Elected to the PVUSD board in 2016, Acosta is a business lecturer at CSU Monterey Bay and is listed as the owner of an interior design company. Her husband, Ed Acosta, was elected to the Santa Cruz County Board of Education in November.
Acosta has stayed silent in the face mounting calls for her resignation, including from parents, Monterey County Supervisor Luis Alejo, and several former trustees. By Wednesday, more than 200 people had signed an online petition calling for her to resign or face recall.
Email raises new questions
The censure resolution approved Wednesday states Acosta “divulged confidential information to a former employee and a community member regarding her efforts to terminate” Rodriguez and “sought their advice on the procedure to follow before any information was conveyed to other Board members.” That’s a reference to the newly released email, which Acosta sent on Jan. 23 to two people with close connections to the district, but no formal relationship at the time: former PVUSD Chief Budget Officer Joe Dominguez, and Vic Marani, a former elected trustee at both PVUSD and the Santa Cruz County Office of Education.
“Hello Joe & Vic,” Acosta said in the email, which was sent from her CSU Monterey Bay email account. “Attached is the revised agenda just sent to us. This needs our immediate approval for her.”
A draft agenda for the board’s Jan. 27 meeting — where Rodriguez was fired — was attached, De Serpa showed.
Dominguez left the district under unclear circumstances last year, and now works at a school district in Riverside County.
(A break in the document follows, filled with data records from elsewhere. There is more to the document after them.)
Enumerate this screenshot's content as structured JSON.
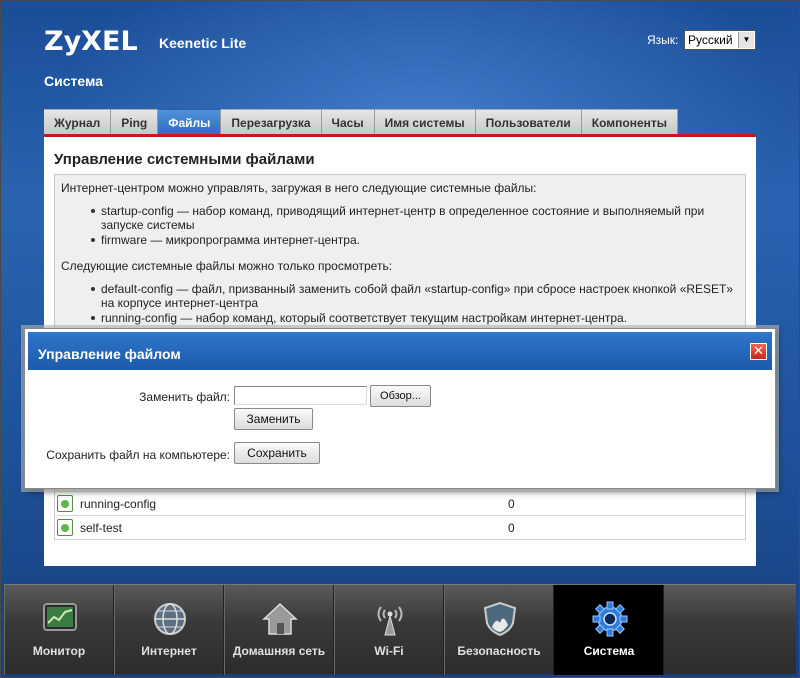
{
  "header": {
    "logo": "ZyXEL",
    "product": "Keenetic Lite",
    "language_label": "Язык:",
    "language_value": "Русский",
    "section_title": "Система"
  },
  "tabs": [
    {
      "label": "Журнал",
      "active": false
    },
    {
      "label": "Ping",
      "active": false
    },
    {
      "label": "Файлы",
      "active": true
    },
    {
      "label": "Перезагрузка",
      "active": false
    },
    {
      "label": "Часы",
      "active": false
    },
    {
      "label": "Имя системы",
      "active": false
    },
    {
      "label": "Пользователи",
      "active": false
    },
    {
      "label": "Компоненты",
      "active": false
    }
  ],
  "content": {
    "title": "Управление системными файлами",
    "intro": "Интернет-центром можно управлять, загружая в него следующие системные файлы:",
    "loadable": [
      "startup-config — набор команд, приводящий интернет-центр в определенное состояние и выполняемый при запуске системы",
      "firmware — микропрограмма интернет-центра."
    ],
    "view_intro": "Следующие системные файлы можно только просмотреть:",
    "viewable": [
      "default-config — файл, призванный заменить собой файл «startup-config» при сбросе настроек кнопкой «RESET» на корпусе интернет-центра",
      "running-config — набор команд, который соответствует текущим настройкам интернет-центра."
    ],
    "files": [
      {
        "name": "running-config",
        "size": "0"
      },
      {
        "name": "self-test",
        "size": "0"
      }
    ]
  },
  "dialog": {
    "title": "Управление файлом",
    "close_symbol": "✕",
    "replace_label": "Заменить файл:",
    "browse_label": "Обзор...",
    "replace_button": "Заменить",
    "save_label": "Сохранить файл на компьютере:",
    "save_button": "Сохранить"
  },
  "dock": [
    {
      "label": "Монитор",
      "icon": "monitor-icon",
      "active": false
    },
    {
      "label": "Интернет",
      "icon": "globe-icon",
      "active": false
    },
    {
      "label": "Домашняя сеть",
      "icon": "home-icon",
      "active": false
    },
    {
      "label": "Wi-Fi",
      "icon": "wifi-antenna-icon",
      "active": false
    },
    {
      "label": "Безопасность",
      "icon": "shield-icon",
      "active": false
    },
    {
      "label": "Система",
      "icon": "gear-icon",
      "active": true
    }
  ],
  "colors": {
    "accent_blue": "#2f6fbd",
    "accent_red": "#c41b1b",
    "background_blue": "#1f559f"
  }
}
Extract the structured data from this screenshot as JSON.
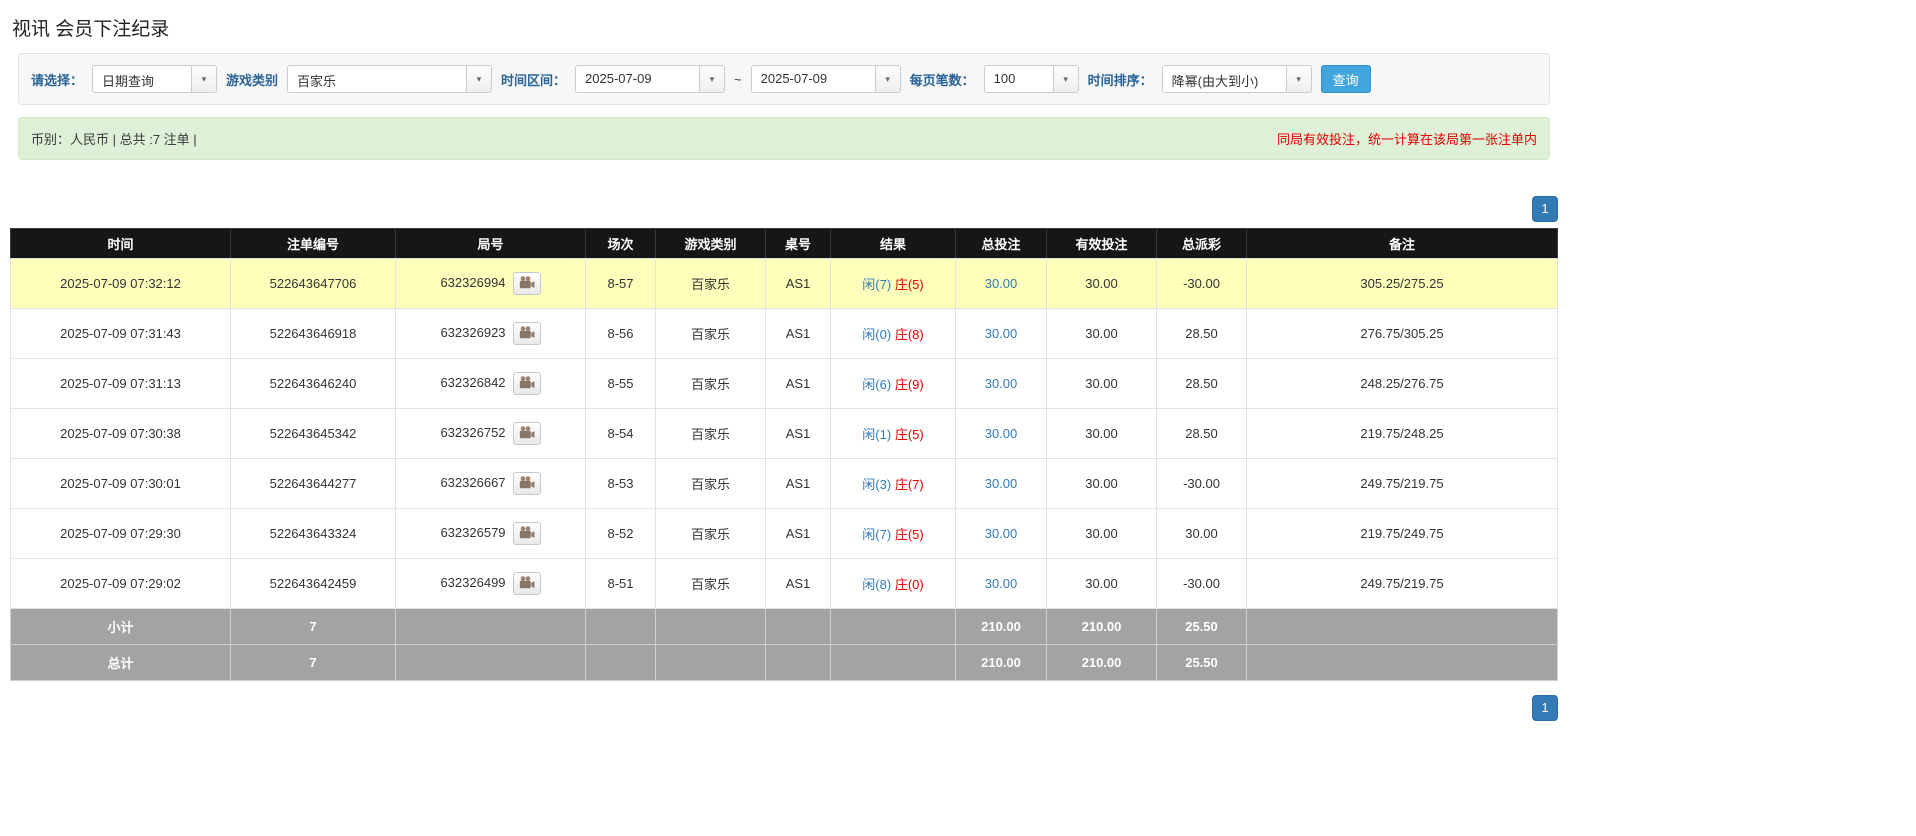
{
  "title": "视讯 会员下注纪录",
  "filters": {
    "select_label": "请选择：",
    "select_value": "日期查询",
    "game_label": "游戏类别",
    "game_value": "百家乐",
    "range_label": "时间区间：",
    "date_from": "2025-07-09",
    "range_sep": "~",
    "date_to": "2025-07-09",
    "per_page_label": "每页笔数：",
    "per_page_value": "100",
    "sort_label": "时间排序：",
    "sort_value": "降幂(由大到小)",
    "search_label": "查询"
  },
  "summary": {
    "currency_info": "币别：人民币 | 总共 :7 注单 |",
    "notice": "同局有效投注，统一计算在该局第一张注单内"
  },
  "pagination": {
    "current_page": "1"
  },
  "table": {
    "headers": [
      "时间",
      "注单编号",
      "局号",
      "场次",
      "游戏类别",
      "桌号",
      "结果",
      "总投注",
      "有效投注",
      "总派彩",
      "备注"
    ],
    "rows": [
      {
        "time": "2025-07-09 07:32:12",
        "bet_no": "522643647706",
        "round_no": "632326994",
        "session": "8-57",
        "game": "百家乐",
        "table_no": "AS1",
        "player": "闲(7)",
        "banker": "庄(5)",
        "total_bet": "30.00",
        "valid_bet": "30.00",
        "payout": "-30.00",
        "note": "305.25/275.25",
        "highlight": true
      },
      {
        "time": "2025-07-09 07:31:43",
        "bet_no": "522643646918",
        "round_no": "632326923",
        "session": "8-56",
        "game": "百家乐",
        "table_no": "AS1",
        "player": "闲(0)",
        "banker": "庄(8)",
        "total_bet": "30.00",
        "valid_bet": "30.00",
        "payout": "28.50",
        "note": "276.75/305.25",
        "highlight": false
      },
      {
        "time": "2025-07-09 07:31:13",
        "bet_no": "522643646240",
        "round_no": "632326842",
        "session": "8-55",
        "game": "百家乐",
        "table_no": "AS1",
        "player": "闲(6)",
        "banker": "庄(9)",
        "total_bet": "30.00",
        "valid_bet": "30.00",
        "payout": "28.50",
        "note": "248.25/276.75",
        "highlight": false
      },
      {
        "time": "2025-07-09 07:30:38",
        "bet_no": "522643645342",
        "round_no": "632326752",
        "session": "8-54",
        "game": "百家乐",
        "table_no": "AS1",
        "player": "闲(1)",
        "banker": "庄(5)",
        "total_bet": "30.00",
        "valid_bet": "30.00",
        "payout": "28.50",
        "note": "219.75/248.25",
        "highlight": false
      },
      {
        "time": "2025-07-09 07:30:01",
        "bet_no": "522643644277",
        "round_no": "632326667",
        "session": "8-53",
        "game": "百家乐",
        "table_no": "AS1",
        "player": "闲(3)",
        "banker": "庄(7)",
        "total_bet": "30.00",
        "valid_bet": "30.00",
        "payout": "-30.00",
        "note": "249.75/219.75",
        "highlight": false
      },
      {
        "time": "2025-07-09 07:29:30",
        "bet_no": "522643643324",
        "round_no": "632326579",
        "session": "8-52",
        "game": "百家乐",
        "table_no": "AS1",
        "player": "闲(7)",
        "banker": "庄(5)",
        "total_bet": "30.00",
        "valid_bet": "30.00",
        "payout": "30.00",
        "note": "219.75/249.75",
        "highlight": false
      },
      {
        "time": "2025-07-09 07:29:02",
        "bet_no": "522643642459",
        "round_no": "632326499",
        "session": "8-51",
        "game": "百家乐",
        "table_no": "AS1",
        "player": "闲(8)",
        "banker": "庄(0)",
        "total_bet": "30.00",
        "valid_bet": "30.00",
        "payout": "-30.00",
        "note": "249.75/219.75",
        "highlight": false
      }
    ],
    "subtotal": {
      "label": "小计",
      "count": "7",
      "total_bet": "210.00",
      "valid_bet": "210.00",
      "payout": "25.50"
    },
    "grand_total": {
      "label": "总计",
      "count": "7",
      "total_bet": "210.00",
      "valid_bet": "210.00",
      "payout": "25.50"
    }
  },
  "colors": {
    "accent_blue": "#337ab7",
    "value_blue": "#337ab7",
    "player_blue": "#337ab7",
    "banker_red": "#e60000",
    "negative_red": "#ff0000",
    "highlight_yellow": "#ffffbc",
    "summary_green": "#dff0d8",
    "header_black": "#161616",
    "footer_gray": "#a3a3a3"
  }
}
His contract with PVUSD wasn’t set to expire until June 2021.
Because Acosta sent the email to his defunct PVUSD account, a record was created that De Serpa said she was able to obtain.
Marani, a one-time leader of the Santa Cruz County Republican Party, last held elected office in 2012. He is described on a LinkedIn page as a government relations professional.
“Why would Joe Dominguez and Vic Marani be giving any direction, counsel or approval of an agenda that is confidential — that the agenda setting committee is supposed to be setting along with district administration?” De Serpa said.
Marani and Dominguez did not immediately return requests for comment seeking clarity on their involvement Wednesday night.
Censure is an official reprimand levied against an elected official In the case of PVUSD, the board adopted a resolution to “censure, disavow and formally express its disapproval” of Acosta.
The resolution further directs “Acosta to properly perform her duties as a Board member by attending meetings unless properly excused, participating on Board committees, participating in District training for board members, understand her role as a member of this Board, not engage in authorized conduct as a Board member and comply with all applicable law, Board Policy, Regulations, and Bylaws and cease and desist from engaging in disrespectful treatment of District employees, members of the public, and fellow Board members.”